[What you should do]
If a line in the data holds "Requerimientos", copy that line out in full.

+===+

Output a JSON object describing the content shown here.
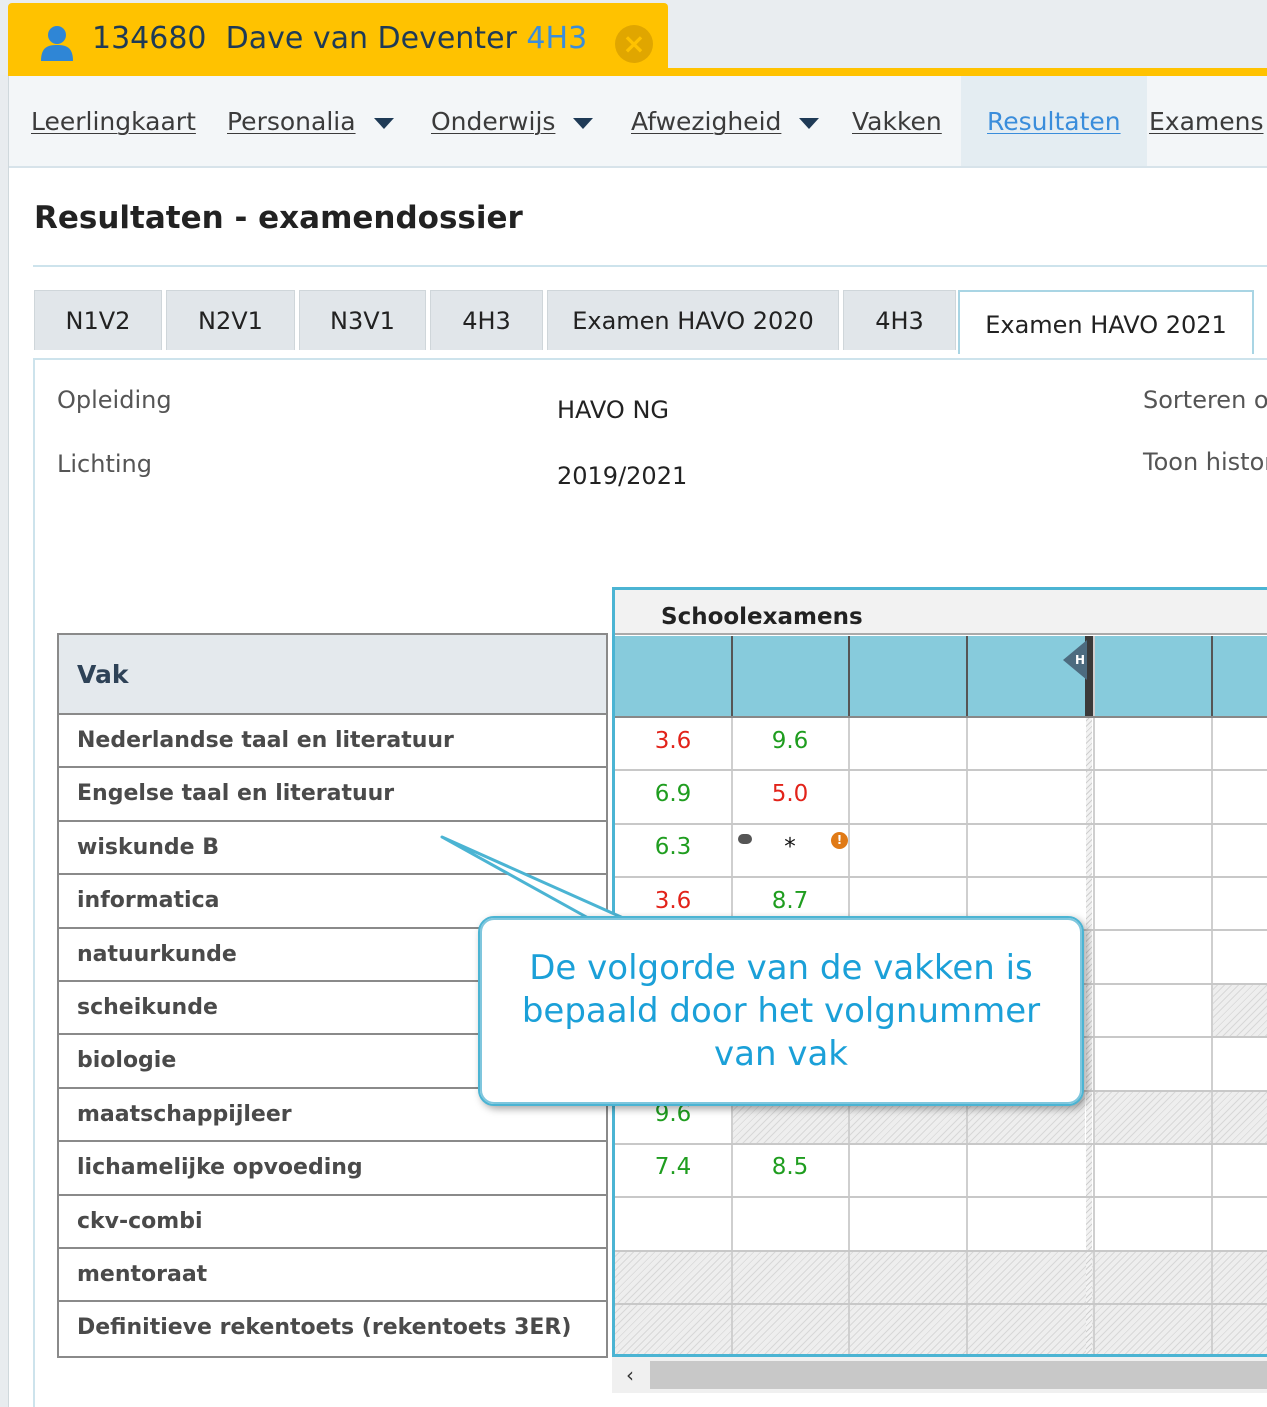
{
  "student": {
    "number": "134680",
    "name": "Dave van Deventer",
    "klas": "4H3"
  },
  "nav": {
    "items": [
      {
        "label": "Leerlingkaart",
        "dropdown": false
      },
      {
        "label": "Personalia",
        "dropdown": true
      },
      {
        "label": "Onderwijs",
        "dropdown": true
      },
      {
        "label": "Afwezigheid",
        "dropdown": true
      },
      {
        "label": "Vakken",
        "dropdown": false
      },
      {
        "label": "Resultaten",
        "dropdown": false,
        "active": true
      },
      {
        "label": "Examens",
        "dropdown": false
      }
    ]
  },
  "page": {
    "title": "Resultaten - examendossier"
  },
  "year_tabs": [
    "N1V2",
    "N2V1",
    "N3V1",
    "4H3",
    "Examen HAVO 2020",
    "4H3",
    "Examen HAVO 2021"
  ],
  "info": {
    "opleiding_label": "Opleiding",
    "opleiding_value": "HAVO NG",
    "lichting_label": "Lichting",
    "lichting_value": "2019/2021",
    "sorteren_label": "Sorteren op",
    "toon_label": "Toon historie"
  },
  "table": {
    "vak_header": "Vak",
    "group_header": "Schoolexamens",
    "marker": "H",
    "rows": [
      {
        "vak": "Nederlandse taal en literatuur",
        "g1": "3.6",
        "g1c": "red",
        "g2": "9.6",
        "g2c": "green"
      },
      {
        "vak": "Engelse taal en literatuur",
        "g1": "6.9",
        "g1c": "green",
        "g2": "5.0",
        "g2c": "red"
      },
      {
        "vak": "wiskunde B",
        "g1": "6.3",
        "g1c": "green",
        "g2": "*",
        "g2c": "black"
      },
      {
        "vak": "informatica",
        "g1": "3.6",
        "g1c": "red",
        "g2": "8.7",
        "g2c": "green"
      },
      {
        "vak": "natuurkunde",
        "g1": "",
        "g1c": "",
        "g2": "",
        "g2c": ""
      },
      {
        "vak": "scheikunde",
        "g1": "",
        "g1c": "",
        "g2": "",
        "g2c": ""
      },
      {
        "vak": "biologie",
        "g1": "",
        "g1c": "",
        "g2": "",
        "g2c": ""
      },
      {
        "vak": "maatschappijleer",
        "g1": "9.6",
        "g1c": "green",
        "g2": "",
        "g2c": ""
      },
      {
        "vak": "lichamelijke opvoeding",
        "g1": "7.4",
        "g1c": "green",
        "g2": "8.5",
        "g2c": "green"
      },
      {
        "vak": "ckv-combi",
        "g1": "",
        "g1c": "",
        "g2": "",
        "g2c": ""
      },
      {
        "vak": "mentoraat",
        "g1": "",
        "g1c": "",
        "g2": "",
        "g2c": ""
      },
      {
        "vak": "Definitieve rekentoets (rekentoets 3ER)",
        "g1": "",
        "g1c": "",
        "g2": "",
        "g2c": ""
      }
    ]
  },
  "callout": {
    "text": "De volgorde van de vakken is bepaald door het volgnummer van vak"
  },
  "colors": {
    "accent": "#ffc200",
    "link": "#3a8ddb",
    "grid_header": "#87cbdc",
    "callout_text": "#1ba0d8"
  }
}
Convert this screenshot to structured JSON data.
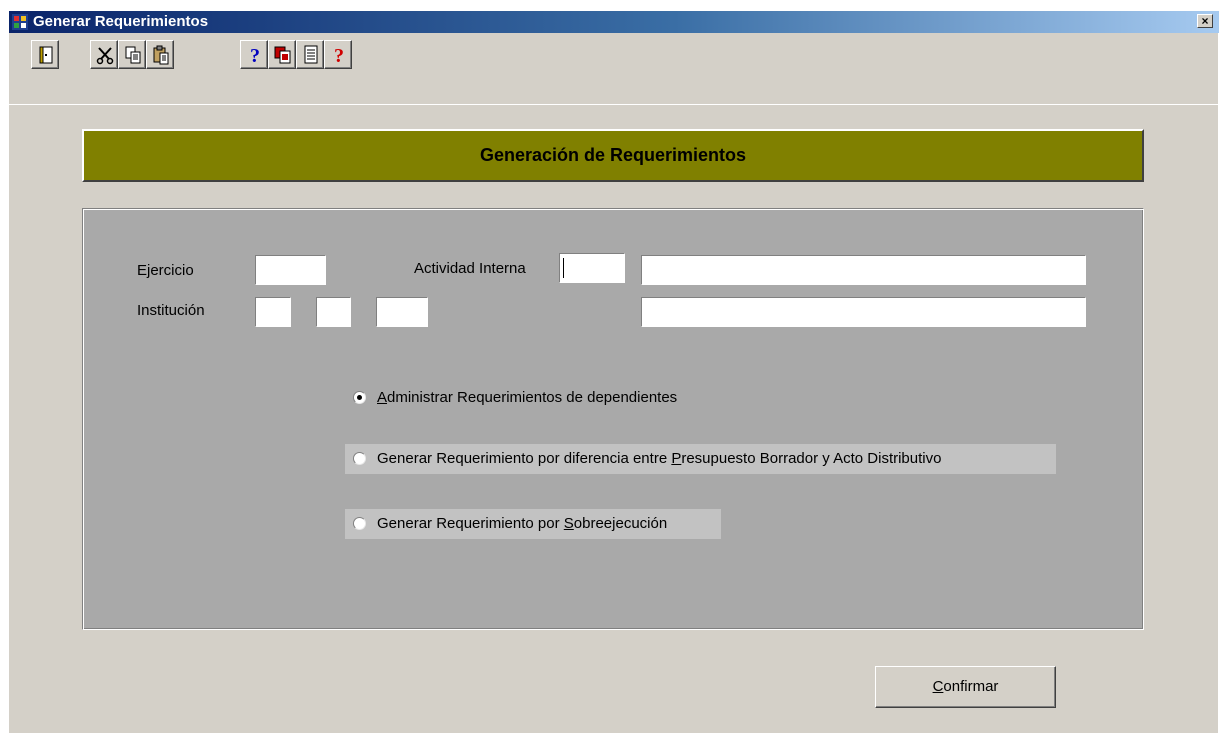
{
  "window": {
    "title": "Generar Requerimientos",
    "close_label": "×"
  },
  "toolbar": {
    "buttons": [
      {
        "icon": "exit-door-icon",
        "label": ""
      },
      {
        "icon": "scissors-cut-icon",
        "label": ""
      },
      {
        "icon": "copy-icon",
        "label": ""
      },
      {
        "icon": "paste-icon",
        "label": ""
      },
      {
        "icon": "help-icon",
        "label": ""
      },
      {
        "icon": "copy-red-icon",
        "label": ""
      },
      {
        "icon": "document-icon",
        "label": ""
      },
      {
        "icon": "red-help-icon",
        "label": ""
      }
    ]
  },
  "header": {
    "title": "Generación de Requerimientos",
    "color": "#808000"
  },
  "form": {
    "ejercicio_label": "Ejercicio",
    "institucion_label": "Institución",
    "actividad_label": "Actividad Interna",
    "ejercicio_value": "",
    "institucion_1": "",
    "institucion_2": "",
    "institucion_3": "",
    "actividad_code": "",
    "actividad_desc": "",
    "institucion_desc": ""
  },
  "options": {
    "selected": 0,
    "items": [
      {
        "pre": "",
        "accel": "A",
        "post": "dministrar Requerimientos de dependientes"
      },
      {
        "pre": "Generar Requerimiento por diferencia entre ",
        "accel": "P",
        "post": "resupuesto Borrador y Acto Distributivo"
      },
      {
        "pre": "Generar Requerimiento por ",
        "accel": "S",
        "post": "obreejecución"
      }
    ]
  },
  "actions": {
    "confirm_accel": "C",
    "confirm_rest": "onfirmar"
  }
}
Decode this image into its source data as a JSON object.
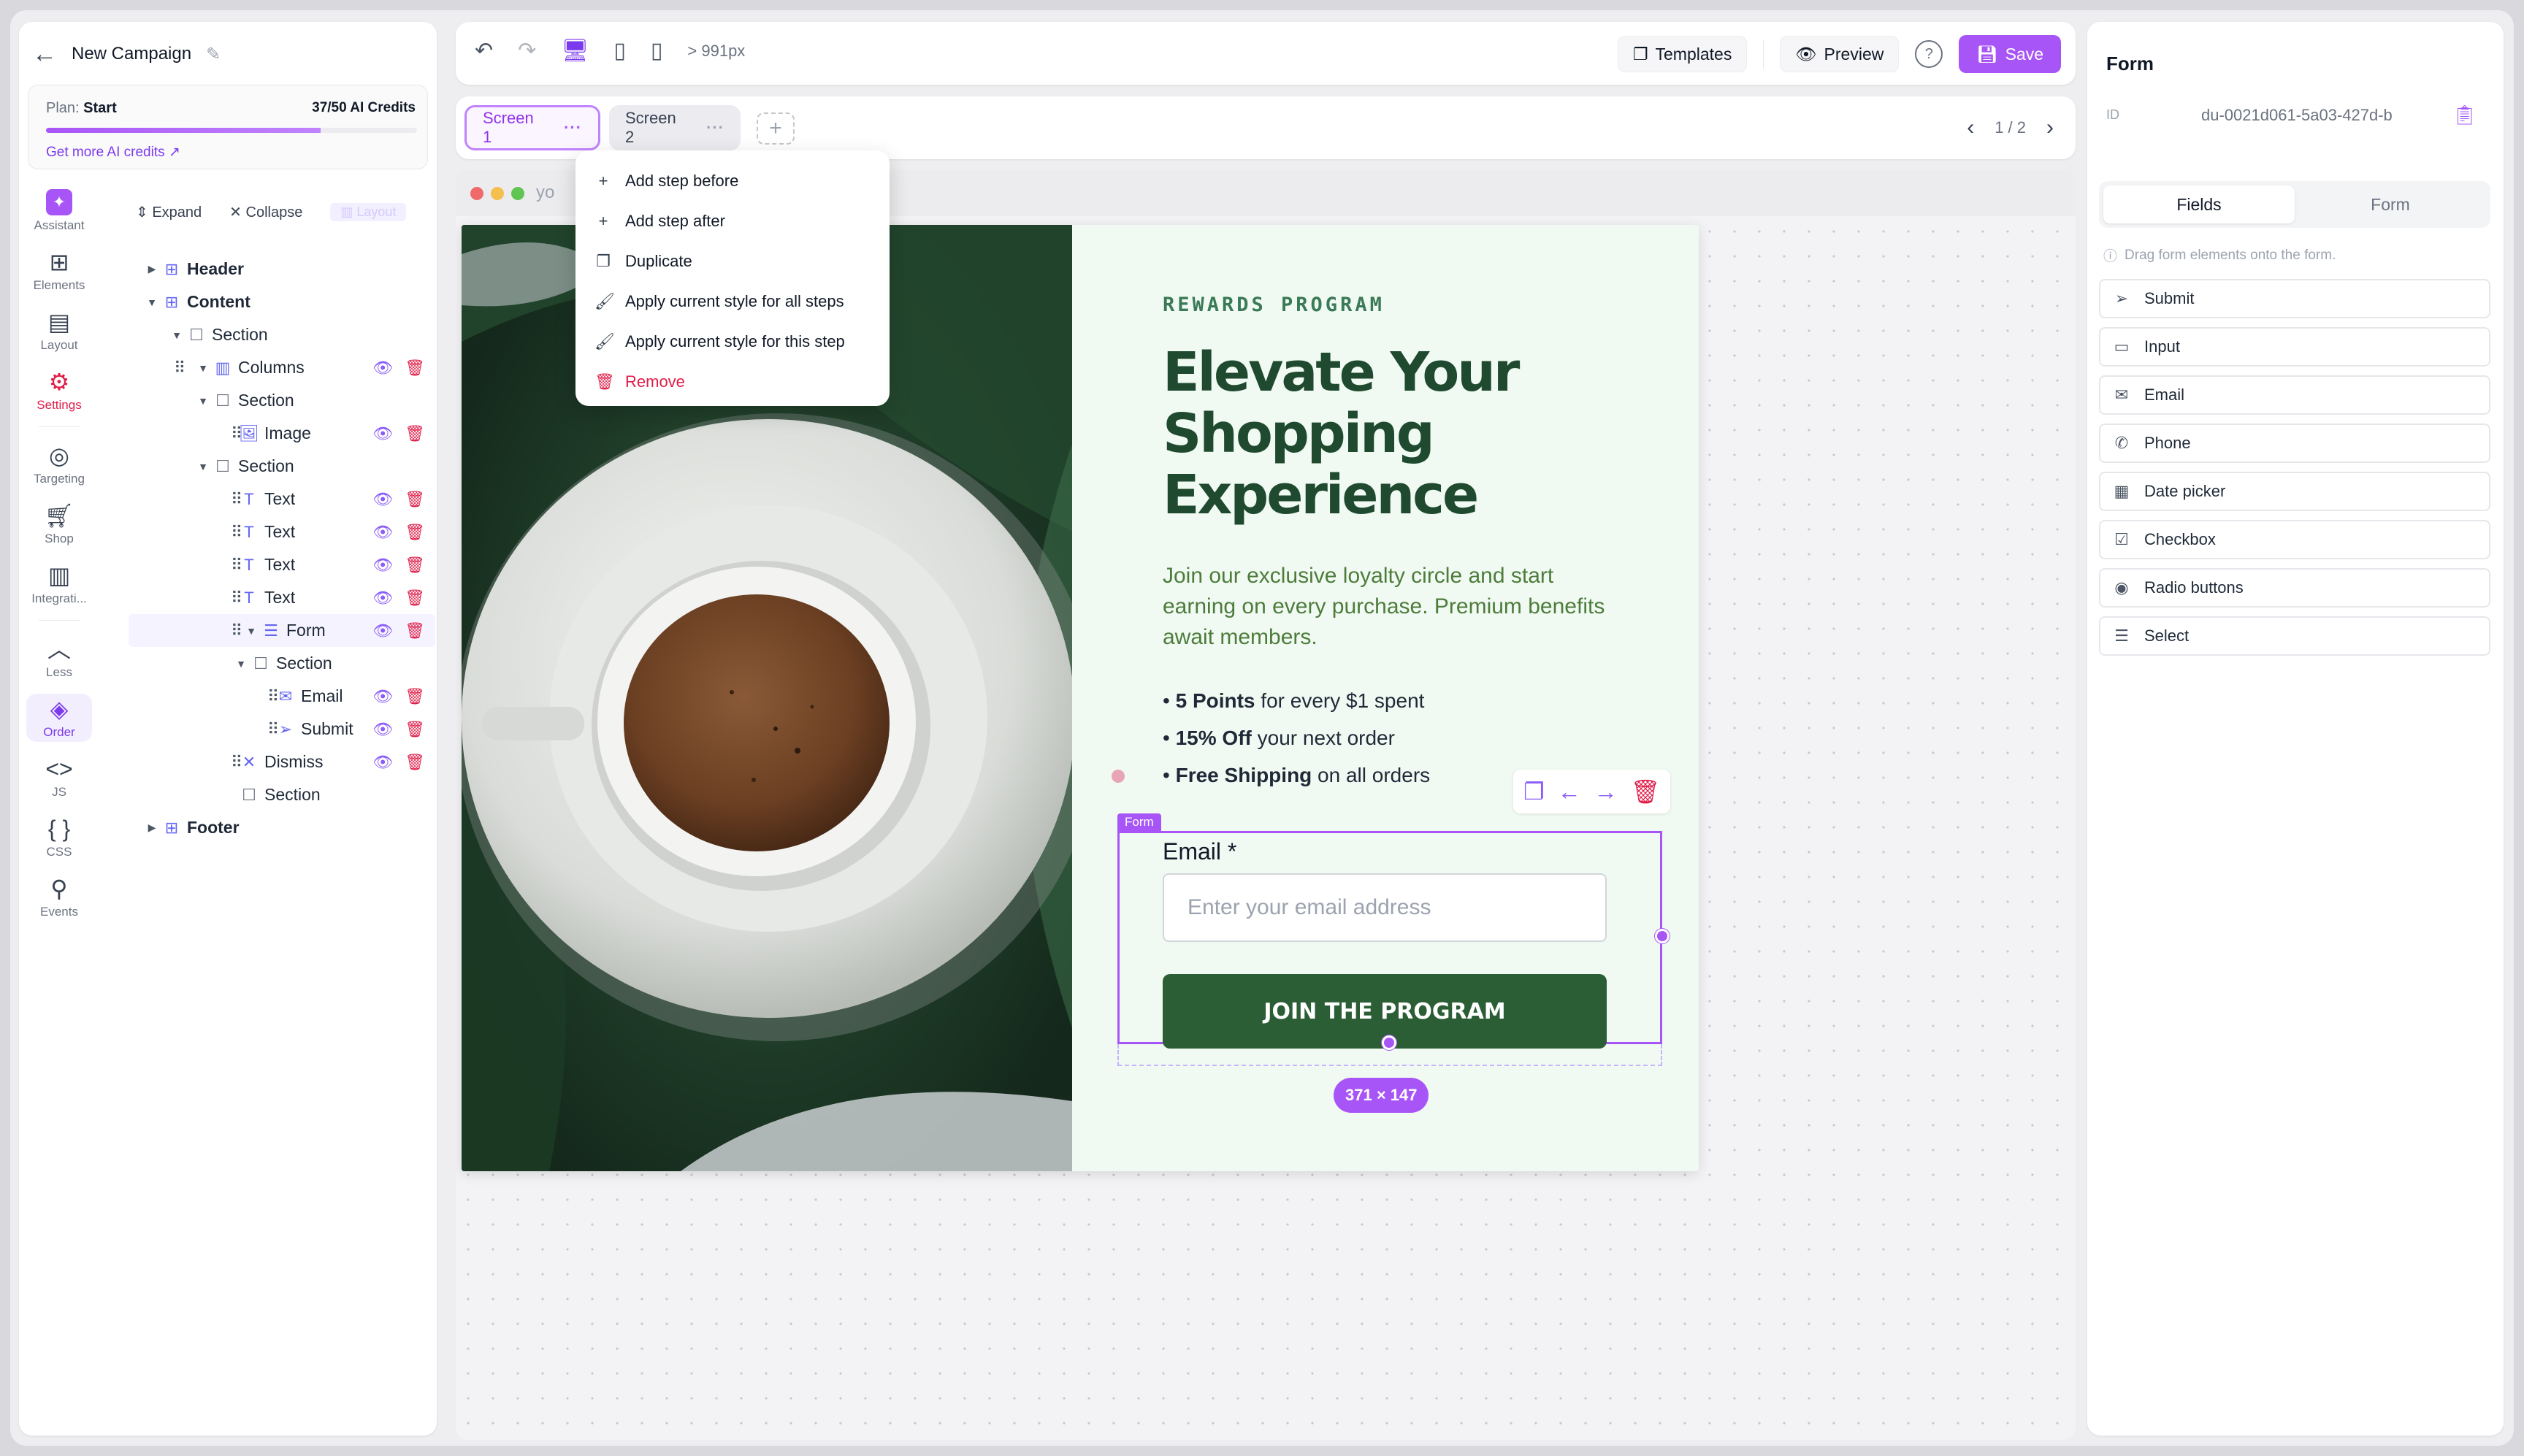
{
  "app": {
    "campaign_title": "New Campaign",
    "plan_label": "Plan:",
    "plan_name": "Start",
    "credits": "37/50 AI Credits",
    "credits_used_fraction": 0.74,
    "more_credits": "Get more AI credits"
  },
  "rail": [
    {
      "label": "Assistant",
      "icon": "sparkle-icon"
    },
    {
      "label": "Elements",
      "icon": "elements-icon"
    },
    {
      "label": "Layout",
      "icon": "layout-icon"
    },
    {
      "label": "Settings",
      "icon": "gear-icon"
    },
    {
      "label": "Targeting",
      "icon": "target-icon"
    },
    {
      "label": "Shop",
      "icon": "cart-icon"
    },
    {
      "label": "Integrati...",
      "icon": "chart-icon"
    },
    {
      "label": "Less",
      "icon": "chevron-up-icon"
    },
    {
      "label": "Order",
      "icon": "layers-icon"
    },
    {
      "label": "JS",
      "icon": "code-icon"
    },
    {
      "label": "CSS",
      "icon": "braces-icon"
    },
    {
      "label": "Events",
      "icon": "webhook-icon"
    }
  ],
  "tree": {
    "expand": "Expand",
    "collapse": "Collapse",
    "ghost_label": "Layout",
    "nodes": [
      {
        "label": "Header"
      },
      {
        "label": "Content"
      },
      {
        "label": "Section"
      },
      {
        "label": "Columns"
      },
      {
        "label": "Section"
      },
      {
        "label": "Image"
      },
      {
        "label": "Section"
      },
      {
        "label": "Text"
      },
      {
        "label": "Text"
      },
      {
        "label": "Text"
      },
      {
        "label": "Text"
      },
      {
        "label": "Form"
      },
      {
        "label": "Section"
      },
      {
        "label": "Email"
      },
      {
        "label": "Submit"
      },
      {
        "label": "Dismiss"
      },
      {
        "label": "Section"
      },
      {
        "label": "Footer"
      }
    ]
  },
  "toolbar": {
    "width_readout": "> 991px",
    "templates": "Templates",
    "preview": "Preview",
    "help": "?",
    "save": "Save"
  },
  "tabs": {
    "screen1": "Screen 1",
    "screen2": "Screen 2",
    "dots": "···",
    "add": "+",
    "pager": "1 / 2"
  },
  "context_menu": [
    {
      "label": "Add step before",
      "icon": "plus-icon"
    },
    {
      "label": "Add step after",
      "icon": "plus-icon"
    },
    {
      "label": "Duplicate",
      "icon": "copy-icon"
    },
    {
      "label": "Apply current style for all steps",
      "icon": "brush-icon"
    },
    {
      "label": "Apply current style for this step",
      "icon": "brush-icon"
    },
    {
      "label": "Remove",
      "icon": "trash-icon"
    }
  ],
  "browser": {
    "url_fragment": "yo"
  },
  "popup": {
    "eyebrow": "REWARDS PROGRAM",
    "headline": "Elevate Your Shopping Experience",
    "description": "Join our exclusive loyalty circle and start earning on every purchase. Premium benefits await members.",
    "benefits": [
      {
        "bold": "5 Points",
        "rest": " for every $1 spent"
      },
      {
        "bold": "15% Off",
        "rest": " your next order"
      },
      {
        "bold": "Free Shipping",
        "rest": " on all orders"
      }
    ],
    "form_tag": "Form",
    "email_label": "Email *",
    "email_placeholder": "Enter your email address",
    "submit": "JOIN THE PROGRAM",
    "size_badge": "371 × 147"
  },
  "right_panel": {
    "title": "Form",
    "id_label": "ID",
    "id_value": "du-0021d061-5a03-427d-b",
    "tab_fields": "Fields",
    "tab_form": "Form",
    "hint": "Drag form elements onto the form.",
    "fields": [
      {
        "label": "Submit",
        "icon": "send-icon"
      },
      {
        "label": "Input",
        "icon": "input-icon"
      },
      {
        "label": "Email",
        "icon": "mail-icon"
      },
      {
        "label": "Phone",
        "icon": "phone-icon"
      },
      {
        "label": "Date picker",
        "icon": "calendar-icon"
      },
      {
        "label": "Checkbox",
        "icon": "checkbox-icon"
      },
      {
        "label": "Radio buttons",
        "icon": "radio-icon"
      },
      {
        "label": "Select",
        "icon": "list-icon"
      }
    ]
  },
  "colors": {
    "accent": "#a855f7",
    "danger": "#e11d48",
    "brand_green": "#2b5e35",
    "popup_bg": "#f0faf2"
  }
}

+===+

[Exercise result]
    "title": "Generar Requerimientos",
    "title": "Generación de Requerimientos",
        "post": "dministrar Requerimientos de dependientes"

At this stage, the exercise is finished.